What makes me the most pessimistic is the balance of power between those two entities. As an eSport genre, fighting games are not as profitable as MOBAs and FPS are, not by a long shot. The genre’s Return of Investment (ROI) is very low and only a fraction of the top fighting game players in the world can pretend to be full-time professional players.
The FGC has almost no leverage to pull against a mastodon like Riot/Tencent. They can push no demands that Riot cannot refuse. They can just steamroll their way into the genre, impose their calendars, their contracts, their will, and players would have no other choice but to comply. This would be harsh for other publishers if this were to happen because not even Capcom can stop most of their Premier events from having main-events like Tekken or Mortal Kombat with them.
David against Goliath.
Any communities, especially competitive gaming, need a consistent arrival of new players, willing to learn and invest in their respective scenes. That’s also what every publisher invested in esports want to do with their competitive IP’s. With a lack of incentives coming from the FGC, and despite its diversity, the community might face the biggest drought of community investment, ever. I’m not talking about simply playing fighting games, but going in community-made fighting game events, support local scenes, etc.
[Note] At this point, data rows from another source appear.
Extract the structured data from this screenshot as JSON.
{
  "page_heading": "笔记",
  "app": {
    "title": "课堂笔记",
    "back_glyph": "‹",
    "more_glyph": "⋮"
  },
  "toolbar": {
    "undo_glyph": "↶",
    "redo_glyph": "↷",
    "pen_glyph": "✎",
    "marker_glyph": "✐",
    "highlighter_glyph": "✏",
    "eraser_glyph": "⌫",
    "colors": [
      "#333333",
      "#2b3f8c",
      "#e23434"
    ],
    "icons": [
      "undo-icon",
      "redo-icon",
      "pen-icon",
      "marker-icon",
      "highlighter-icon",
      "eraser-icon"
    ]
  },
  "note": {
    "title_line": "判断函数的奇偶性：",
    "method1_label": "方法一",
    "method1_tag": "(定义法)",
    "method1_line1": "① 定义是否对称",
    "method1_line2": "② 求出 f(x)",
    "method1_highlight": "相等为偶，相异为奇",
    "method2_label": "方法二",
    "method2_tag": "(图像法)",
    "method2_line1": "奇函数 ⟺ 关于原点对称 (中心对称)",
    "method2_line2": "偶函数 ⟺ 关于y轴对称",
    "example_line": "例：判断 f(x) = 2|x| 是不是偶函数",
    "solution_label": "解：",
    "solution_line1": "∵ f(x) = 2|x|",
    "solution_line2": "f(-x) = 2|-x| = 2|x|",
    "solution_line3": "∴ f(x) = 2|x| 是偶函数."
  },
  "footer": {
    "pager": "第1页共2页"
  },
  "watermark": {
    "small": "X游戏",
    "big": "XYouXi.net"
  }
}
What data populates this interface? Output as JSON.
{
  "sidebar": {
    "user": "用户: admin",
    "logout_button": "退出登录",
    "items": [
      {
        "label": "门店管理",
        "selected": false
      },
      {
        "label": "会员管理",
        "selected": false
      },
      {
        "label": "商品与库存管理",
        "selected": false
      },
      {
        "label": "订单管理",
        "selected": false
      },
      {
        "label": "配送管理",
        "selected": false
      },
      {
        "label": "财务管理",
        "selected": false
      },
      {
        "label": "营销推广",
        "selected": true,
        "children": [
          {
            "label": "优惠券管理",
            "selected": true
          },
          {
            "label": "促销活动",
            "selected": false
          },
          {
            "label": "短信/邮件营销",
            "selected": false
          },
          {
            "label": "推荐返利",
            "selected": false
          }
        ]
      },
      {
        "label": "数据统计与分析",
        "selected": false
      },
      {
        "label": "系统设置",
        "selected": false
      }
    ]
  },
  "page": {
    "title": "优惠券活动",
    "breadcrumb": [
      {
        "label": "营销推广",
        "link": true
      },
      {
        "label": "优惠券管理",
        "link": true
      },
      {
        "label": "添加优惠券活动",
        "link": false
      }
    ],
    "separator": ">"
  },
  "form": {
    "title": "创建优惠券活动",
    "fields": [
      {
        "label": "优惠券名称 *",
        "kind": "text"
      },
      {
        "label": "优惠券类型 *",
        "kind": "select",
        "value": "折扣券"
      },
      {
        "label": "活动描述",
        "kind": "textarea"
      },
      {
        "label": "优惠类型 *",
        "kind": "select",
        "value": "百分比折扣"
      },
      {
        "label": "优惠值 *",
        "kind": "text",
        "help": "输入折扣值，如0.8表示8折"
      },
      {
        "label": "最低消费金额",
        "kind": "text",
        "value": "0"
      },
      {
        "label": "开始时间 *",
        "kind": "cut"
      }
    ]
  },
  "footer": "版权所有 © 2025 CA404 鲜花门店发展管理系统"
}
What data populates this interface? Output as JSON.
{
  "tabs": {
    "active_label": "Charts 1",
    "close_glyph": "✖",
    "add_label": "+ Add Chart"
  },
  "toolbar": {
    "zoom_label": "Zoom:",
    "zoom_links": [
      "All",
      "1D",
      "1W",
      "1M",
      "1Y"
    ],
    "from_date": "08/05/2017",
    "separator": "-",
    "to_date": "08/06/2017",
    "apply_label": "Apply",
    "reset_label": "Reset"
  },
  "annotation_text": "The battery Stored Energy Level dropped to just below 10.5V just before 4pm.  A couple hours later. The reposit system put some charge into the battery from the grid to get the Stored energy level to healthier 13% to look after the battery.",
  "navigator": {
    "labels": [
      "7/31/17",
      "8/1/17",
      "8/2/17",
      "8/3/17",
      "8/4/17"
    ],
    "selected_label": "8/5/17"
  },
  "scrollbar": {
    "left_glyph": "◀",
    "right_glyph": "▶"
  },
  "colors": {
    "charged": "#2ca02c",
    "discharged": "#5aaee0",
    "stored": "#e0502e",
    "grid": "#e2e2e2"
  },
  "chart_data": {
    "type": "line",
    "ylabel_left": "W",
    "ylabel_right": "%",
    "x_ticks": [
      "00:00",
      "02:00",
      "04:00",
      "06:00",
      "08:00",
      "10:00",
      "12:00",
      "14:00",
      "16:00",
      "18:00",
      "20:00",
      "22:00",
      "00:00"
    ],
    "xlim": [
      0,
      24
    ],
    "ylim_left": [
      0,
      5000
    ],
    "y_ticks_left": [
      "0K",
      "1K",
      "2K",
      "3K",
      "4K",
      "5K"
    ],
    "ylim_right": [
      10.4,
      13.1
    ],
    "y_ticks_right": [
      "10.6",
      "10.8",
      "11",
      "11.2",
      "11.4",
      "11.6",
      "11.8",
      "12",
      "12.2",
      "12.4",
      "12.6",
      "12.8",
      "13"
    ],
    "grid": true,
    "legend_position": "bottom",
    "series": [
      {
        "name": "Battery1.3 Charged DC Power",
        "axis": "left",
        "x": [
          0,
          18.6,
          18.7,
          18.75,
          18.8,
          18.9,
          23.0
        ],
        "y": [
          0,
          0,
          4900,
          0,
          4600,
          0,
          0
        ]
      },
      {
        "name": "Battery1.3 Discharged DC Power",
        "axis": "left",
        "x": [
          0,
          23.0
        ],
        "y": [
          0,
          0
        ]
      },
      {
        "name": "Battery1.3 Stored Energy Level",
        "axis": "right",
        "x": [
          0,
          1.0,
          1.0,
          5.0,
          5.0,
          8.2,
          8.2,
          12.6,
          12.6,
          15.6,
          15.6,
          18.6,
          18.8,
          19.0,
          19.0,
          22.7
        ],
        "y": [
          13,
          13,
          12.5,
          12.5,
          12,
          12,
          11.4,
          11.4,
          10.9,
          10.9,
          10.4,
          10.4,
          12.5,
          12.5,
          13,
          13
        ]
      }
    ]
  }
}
Nobody should expect Riot to care about the FGC’s needs. They’re a company, wanting to make and control sports. It would be naïve to think that even the Cannon twins could pressure them for doing more down-to-earth organizations. Riot never proved they can operate that way.
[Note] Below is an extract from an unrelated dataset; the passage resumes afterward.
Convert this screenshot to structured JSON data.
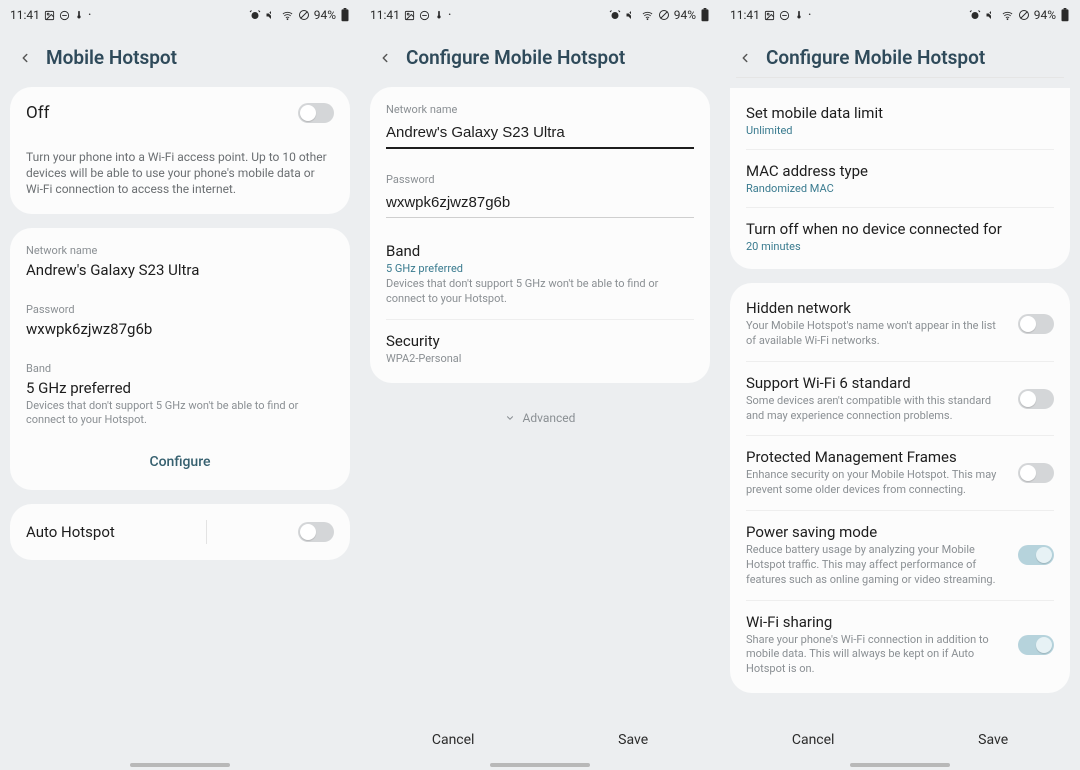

With the resources Tencent can allow to the project, Riot’s management oversees its eSports pro-scenes, and the FGC’s fragile state, I tend to believe that “Project L” has the potential to end the FGC as we know it. And there’s not a lot of things that the FGC can do about it. As a player and an eSports enthusiast, I’m excited about the project’s potential, and where it can lead fighting game esports moving forward. But I fear that the FGC, and especially its history and principles, might be shrunk down even more, or just simply disappear.